Dan Mendelson, president of Avalere Health, said, "These are commercial plans that change from year to year based on their experience, and the only way for seniors to navigate the marketplace effectively is to constantly reassess their options" (Alonso-Zaldivar, Los Angeles Times, 10/13).
On Friday, McClellan plans to announce improvements to the Medicare Drug Plan Finder on the Medicare Web site (Washington Post, 10/13).
In related news, officials for America's Health Insurance Plans, the National Association of Chain Drug Stores and the National Community Pharmacists Association briefed congressional staff members on a new 50-page guidebook and interactive Web site designed to help Medicare beneficiaries select prescription drug plans in 2007.
The guidebook and Web site seek to help Medicare beneficiaries select prescription drug plans based on a number of priorities, such as coverage gaps and formularies, "rather than relying solely on premium and copayment costs," according to CQ HealthBeat (Crowley, CQ HealthBeat, 10/12).
House members and senators can request copies of the guidebook, which appears online, to distribute to constituents. State Health Insurance Program offices, governor offices and chain and local pharmacies also can request copies of the guidebook. The Web site will launch on Nov. 1 (CongressDaily, 10/12).
The Boston Globe on Friday examined how the Medicare prescription drug benefit has become an issue in some congressional races. For example, the "closely watched" race between incumbent Rep. Clay Shaw (R-Fla.) and state Sen. Ron Klein (D) in the Florida 22nd district is "attracting an added layer of attention" because of a focus on the so-called "doughnut hole" coverage gap in the Medicare prescription drug benefit, the Globe reports.
According to the Globe, "Democrats remain confident that doughnut hole angst can mobilize voters." However, Republicans believe that "most seniors are happy with the benefit because they are spending less on prescription drugs," the Globe reports (Henderson, Boston Globe, 10/13).
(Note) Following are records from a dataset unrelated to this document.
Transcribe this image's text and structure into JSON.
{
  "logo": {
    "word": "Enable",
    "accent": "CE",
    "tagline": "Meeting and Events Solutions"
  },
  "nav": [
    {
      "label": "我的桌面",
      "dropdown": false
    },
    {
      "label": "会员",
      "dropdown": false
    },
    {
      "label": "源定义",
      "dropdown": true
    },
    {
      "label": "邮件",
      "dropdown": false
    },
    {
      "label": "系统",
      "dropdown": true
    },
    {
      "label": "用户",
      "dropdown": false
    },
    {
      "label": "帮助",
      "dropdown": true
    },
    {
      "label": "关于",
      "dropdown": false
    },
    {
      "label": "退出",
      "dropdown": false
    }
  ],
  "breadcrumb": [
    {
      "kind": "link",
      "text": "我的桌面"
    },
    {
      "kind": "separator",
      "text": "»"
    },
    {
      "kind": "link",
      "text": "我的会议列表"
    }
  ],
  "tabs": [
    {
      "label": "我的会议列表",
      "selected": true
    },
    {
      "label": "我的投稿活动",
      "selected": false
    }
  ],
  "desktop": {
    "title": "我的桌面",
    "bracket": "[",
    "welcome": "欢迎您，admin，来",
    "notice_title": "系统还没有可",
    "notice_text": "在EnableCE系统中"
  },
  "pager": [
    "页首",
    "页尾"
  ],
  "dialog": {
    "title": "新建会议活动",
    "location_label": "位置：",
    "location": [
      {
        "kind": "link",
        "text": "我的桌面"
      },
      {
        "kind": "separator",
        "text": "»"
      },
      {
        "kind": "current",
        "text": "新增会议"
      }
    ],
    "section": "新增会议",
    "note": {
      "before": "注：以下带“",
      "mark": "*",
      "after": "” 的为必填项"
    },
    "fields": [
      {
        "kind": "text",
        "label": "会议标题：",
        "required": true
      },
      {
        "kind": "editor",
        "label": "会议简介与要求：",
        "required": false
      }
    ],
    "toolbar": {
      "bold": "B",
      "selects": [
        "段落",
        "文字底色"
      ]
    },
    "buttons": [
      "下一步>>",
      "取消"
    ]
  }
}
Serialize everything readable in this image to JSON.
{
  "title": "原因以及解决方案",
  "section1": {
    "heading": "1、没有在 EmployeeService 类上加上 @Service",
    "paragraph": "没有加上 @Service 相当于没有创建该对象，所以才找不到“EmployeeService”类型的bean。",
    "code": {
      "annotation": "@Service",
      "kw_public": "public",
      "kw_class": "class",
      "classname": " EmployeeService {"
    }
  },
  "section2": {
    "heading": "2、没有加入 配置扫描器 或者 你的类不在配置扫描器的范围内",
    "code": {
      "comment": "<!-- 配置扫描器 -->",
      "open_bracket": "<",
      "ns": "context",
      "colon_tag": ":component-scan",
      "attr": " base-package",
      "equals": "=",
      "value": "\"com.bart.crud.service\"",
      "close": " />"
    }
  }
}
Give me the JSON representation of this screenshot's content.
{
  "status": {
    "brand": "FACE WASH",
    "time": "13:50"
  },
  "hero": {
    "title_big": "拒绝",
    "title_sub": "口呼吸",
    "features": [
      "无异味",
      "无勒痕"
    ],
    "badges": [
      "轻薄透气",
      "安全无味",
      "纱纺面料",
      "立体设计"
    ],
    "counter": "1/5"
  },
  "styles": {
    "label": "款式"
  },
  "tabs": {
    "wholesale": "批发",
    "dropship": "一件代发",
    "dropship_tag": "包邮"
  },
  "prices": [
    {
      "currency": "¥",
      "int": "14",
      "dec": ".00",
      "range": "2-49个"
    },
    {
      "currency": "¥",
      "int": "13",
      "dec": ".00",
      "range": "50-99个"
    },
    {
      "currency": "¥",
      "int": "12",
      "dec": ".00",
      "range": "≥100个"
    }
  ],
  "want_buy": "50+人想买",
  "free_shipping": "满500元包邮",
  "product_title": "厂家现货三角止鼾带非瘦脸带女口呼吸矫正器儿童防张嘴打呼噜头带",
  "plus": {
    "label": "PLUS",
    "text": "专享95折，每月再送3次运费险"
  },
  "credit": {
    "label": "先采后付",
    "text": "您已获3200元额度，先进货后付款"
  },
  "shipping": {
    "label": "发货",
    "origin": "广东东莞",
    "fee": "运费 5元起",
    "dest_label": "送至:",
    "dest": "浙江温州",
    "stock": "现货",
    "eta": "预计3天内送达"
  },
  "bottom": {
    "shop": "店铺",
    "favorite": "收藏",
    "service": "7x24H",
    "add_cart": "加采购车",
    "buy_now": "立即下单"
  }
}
KPBS' "KPBS News" on Thursday reported on the estimate that more than 250,000 low-income Medicare beneficiaries will have to transfer to other prescription drug plans in 2007 (Goldberg, "KPBS News," KPBS, 10/12).
According to the National Senior Citizens Law Center, four of the 10 prescription drug plans currently available to low-income Medicare beneficiaries in California will not be available next year.
Medicare pays the monthly premium for people dually eligible for Medicare and Medi-Cal, California's Medicaid program.
Companies that offer health plans for these beneficiaries must renew their contracts with the federal government annually, or they can opt to withdraw the plan. Companies also are permitted to increase premiums, but if premiums increase above a certain level, the federal government will not subsidize it for dual eligibles (California Healthline, 10/12).
The KPBS segment includes comments from Jeanne Finberg, directing attorney at NSCLC ("KPBS News," KPBS, 10/12). The complete transcript is available online. The complete segment is available online in Windows Media.
"Democrats are still on the warpath against" the Medicare prescription drug benefit, despite "abundant evidence of its success," Roll Call Executive Editor Morton Kondracke writes in an opinion piece, adding that Democrats "threaten to undermine future success if they take control of Congress." He writes, "If Democrats do take over either the House or Senate, or both, they should strive to improve on the Medicare reform record set by McClellan and the Bush administration -- not undermine it with top-heavy government regulation."
According to Kondracke, "Congress should see to it that the reform agenda advances and that doctors, health plans, drug companies and hospitals have incentives to compete on the basis of their ability to keep people healthy -- not just treat sick people at government-set prices." He concludes, "If they do take control, Democrats need to reform not only health care, but their own thinking" (Kondracke, Roll Call, 10/13).